> **Problem requirements**
What lines of the data below hold the string "Tracking"? Copy each one out.

> **Information shown**
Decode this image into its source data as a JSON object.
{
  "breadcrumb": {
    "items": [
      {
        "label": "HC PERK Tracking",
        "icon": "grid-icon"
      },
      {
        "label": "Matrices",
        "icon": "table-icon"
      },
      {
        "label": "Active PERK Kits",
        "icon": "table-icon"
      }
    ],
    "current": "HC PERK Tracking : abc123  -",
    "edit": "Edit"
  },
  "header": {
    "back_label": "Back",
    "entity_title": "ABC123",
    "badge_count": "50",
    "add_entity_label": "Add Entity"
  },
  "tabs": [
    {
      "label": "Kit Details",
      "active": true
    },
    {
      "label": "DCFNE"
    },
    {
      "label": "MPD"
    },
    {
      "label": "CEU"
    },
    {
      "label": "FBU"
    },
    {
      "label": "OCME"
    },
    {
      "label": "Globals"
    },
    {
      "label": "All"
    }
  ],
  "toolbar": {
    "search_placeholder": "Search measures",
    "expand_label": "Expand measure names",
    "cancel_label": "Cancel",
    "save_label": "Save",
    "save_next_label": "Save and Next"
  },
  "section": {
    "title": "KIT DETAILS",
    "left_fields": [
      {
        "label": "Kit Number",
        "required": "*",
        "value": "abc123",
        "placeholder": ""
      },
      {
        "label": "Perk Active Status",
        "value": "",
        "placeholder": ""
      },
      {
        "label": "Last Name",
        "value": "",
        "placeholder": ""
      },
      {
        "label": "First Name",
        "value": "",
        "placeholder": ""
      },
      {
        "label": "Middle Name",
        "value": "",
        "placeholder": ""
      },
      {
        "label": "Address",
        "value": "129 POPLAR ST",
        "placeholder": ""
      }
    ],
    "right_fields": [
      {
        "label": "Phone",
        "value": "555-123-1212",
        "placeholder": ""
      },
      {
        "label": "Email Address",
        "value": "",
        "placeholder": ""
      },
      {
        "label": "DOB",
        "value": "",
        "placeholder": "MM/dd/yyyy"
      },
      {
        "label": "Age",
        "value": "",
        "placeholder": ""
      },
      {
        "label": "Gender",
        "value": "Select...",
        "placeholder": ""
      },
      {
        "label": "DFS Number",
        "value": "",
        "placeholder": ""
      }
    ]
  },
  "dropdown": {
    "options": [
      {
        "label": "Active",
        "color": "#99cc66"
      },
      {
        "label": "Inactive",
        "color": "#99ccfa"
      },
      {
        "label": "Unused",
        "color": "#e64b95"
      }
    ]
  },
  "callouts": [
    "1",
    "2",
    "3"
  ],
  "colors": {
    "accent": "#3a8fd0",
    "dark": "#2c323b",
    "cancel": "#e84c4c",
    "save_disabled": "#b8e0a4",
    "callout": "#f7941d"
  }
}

> **Answer section**
        "label": "HC PERK Tracking",
    "current": "HC PERK Tracking : abc123  -",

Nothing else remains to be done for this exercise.